**Work order**:
What the task needs is every record repeated exactly, nothing more.

━━━━━━━━━━━━━━━━━━━━━━━━━━━━━━

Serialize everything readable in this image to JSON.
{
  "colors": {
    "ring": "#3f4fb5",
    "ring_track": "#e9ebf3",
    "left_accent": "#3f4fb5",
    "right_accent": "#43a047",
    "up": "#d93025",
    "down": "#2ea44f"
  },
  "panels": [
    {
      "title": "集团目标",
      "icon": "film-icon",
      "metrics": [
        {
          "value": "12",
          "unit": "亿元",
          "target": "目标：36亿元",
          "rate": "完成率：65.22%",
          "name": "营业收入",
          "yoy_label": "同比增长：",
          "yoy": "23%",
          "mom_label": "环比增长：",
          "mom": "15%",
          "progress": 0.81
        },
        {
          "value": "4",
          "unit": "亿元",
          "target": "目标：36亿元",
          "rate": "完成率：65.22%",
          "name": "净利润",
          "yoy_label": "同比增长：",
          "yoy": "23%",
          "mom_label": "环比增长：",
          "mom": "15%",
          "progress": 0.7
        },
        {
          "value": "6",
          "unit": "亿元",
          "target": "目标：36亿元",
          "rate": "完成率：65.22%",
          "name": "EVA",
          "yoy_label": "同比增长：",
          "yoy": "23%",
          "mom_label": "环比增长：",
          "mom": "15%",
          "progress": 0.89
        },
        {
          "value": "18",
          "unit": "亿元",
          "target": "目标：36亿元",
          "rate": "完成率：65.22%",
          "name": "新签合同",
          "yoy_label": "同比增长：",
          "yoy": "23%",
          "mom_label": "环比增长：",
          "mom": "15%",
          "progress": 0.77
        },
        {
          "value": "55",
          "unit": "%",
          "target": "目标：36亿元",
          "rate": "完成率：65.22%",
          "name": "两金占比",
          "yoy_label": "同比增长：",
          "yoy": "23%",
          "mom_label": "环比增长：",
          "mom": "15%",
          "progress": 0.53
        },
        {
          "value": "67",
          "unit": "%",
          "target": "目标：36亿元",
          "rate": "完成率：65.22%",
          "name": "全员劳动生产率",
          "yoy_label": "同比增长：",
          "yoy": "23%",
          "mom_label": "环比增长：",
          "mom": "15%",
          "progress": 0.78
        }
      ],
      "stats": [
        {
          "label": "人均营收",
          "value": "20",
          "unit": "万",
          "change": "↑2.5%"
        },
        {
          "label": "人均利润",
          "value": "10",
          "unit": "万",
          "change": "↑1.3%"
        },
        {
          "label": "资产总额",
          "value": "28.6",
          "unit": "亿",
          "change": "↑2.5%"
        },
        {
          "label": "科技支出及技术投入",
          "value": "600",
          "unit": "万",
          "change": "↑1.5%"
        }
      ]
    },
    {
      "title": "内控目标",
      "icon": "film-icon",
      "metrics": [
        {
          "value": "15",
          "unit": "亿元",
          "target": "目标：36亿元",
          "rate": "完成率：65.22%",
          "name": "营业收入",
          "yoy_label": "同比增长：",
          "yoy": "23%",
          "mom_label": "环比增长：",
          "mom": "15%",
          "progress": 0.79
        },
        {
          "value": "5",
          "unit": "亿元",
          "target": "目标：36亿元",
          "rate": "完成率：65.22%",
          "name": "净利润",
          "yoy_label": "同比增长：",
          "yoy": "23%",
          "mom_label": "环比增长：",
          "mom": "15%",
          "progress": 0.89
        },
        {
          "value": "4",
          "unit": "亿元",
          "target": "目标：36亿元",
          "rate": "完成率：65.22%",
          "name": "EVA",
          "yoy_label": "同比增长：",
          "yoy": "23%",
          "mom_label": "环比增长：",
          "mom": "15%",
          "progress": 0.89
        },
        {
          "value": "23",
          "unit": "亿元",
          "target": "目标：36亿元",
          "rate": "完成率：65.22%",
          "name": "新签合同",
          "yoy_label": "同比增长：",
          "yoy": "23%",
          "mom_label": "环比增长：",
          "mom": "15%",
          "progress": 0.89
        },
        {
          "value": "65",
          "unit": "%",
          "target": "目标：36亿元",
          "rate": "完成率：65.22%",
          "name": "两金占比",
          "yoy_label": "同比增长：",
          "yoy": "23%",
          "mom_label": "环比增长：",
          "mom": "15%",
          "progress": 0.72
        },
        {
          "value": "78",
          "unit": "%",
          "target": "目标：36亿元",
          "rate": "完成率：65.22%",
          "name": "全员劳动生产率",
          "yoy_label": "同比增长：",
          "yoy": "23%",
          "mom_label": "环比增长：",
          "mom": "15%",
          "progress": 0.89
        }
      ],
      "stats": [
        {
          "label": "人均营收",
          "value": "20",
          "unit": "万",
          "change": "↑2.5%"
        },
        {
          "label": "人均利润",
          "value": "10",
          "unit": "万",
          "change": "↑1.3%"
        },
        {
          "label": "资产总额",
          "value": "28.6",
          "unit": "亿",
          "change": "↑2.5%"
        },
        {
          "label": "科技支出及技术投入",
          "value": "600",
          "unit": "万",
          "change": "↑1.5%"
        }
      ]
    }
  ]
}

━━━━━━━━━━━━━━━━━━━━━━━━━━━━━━

**Your response**:
Serialize everything readable in this image to JSON.
{
  "colors": {
    "ring": "#3f4fb5",
    "ring_track": "#e9ebf3",
    "left_accent": "#3f4fb5",
    "right_accent": "#43a047",
    "up": "#d93025",
    "down": "#2ea44f"
  },
  "panels": [
    {
      "title": "集团目标",
      "icon": "film-icon",
      "metrics": [
        {
          "value": "12",
          "unit": "亿元",
          "target": "目标：36亿元",
          "rate": "完成率：65.22%",
          "name": "营业收入",
          "yoy_label": "同比增长：",
          "yoy": "23%",
          "mom_label": "环比增长：",
          "mom": "15%",
          "progress": 0.81
        },
        {
          "value": "4",
          "unit": "亿元",
          "target": "目标：36亿元",
          "rate": "完成率：65.22%",
          "name": "净利润",
          "yoy_label": "同比增长：",
          "yoy": "23%",
          "mom_label": "环比增长：",
          "mom": "15%",
          "progress": 0.7
        },
        {
          "value": "6",
          "unit": "亿元",
          "target": "目标：36亿元",
          "rate": "完成率：65.22%",
          "name": "EVA",
          "yoy_label": "同比增长：",
          "yoy": "23%",
          "mom_label": "环比增长：",
          "mom": "15%",
          "progress": 0.89
        },
        {
          "value": "18",
          "unit": "亿元",
          "target": "目标：36亿元",
          "rate": "完成率：65.22%",
          "name": "新签合同",
          "yoy_label": "同比增长：",
          "yoy": "23%",
          "mom_label": "环比增长：",
          "mom": "15%",
          "progress": 0.77
        },
        {
          "value": "55",
          "unit": "%",
          "target": "目标：36亿元",
          "rate": "完成率：65.22%",
          "name": "两金占比",
          "yoy_label": "同比增长：",
          "yoy": "23%",
          "mom_label": "环比增长：",
          "mom": "15%",
          "progress": 0.53
        },
        {
          "value": "67",
          "unit": "%",
          "target": "目标：36亿元",
          "rate": "完成率：65.22%",
          "name": "全员劳动生产率",
          "yoy_label": "同比增长：",
          "yoy": "23%",
          "mom_label": "环比增长：",
          "mom": "15%",
          "progress": 0.78
        }
      ],
      "stats": [
        {
          "label": "人均营收",
          "value": "20",
          "unit": "万",
          "change": "↑2.5%"
        },
        {
          "label": "人均利润",
          "value": "10",
          "unit": "万",
          "change": "↑1.3%"
        },
        {
          "label": "资产总额",
          "value": "28.6",
          "unit": "亿",
          "change": "↑2.5%"
        },
        {
          "label": "科技支出及技术投入",
          "value": "600",
          "unit": "万",
          "change": "↑1.5%"
        }
      ]
    },
    {
      "title": "内控目标",
      "icon": "film-icon",
      "metrics": [
        {
          "value": "15",
          "unit": "亿元",
          "target": "目标：36亿元",
          "rate": "完成率：65.22%",
          "name": "营业收入",
          "yoy_label": "同比增长：",
          "yoy": "23%",
          "mom_label": "环比增长：",
          "mom": "15%",
          "progress": 0.79
        },
        {
          "value": "5",
          "unit": "亿元",
          "target": "目标：36亿元",
          "rate": "完成率：65.22%",
          "name": "净利润",
          "yoy_label": "同比增长：",
          "yoy": "23%",
          "mom_label": "环比增长：",
          "mom": "15%",
          "progress": 0.89
        },
        {
          "value": "4",
          "unit": "亿元",
          "target": "目标：36亿元",
          "rate": "完成率：65.22%",
          "name": "EVA",
          "yoy_label": "同比增长：",
          "yoy": "23%",
          "mom_label": "环比增长：",
          "mom": "15%",
          "progress": 0.89
        },
        {
          "value": "23",
          "unit": "亿元",
          "target": "目标：36亿元",
          "rate": "完成率：65.22%",
          "name": "新签合同",
          "yoy_label": "同比增长：",
          "yoy": "23%",
          "mom_label": "环比增长：",
          "mom": "15%",
          "progress": 0.89
        },
        {
          "value": "65",
          "unit": "%",
          "target": "目标：36亿元",
          "rate": "完成率：65.22%",
          "name": "两金占比",
          "yoy_label": "同比增长：",
          "yoy": "23%",
          "mom_label": "环比增长：",
          "mom": "15%",
          "progress": 0.72
        },
        {
          "value": "78",
          "unit": "%",
          "target": "目标：36亿元",
          "rate": "完成率：65.22%",
          "name": "全员劳动生产率",
          "yoy_label": "同比增长：",
          "yoy": "23%",
          "mom_label": "环比增长：",
          "mom": "15%",
          "progress": 0.89
        }
      ],
      "stats": [
        {
          "label": "人均营收",
          "value": "20",
          "unit": "万",
          "change": "↑2.5%"
        },
        {
          "label": "人均利润",
          "value": "10",
          "unit": "万",
          "change": "↑1.3%"
        },
        {
          "label": "资产总额",
          "value": "28.6",
          "unit": "亿",
          "change": "↑2.5%"
        },
        {
          "label": "科技支出及技术投入",
          "value": "600",
          "unit": "万",
          "change": "↑1.5%"
        }
      ]
    }
  ]
}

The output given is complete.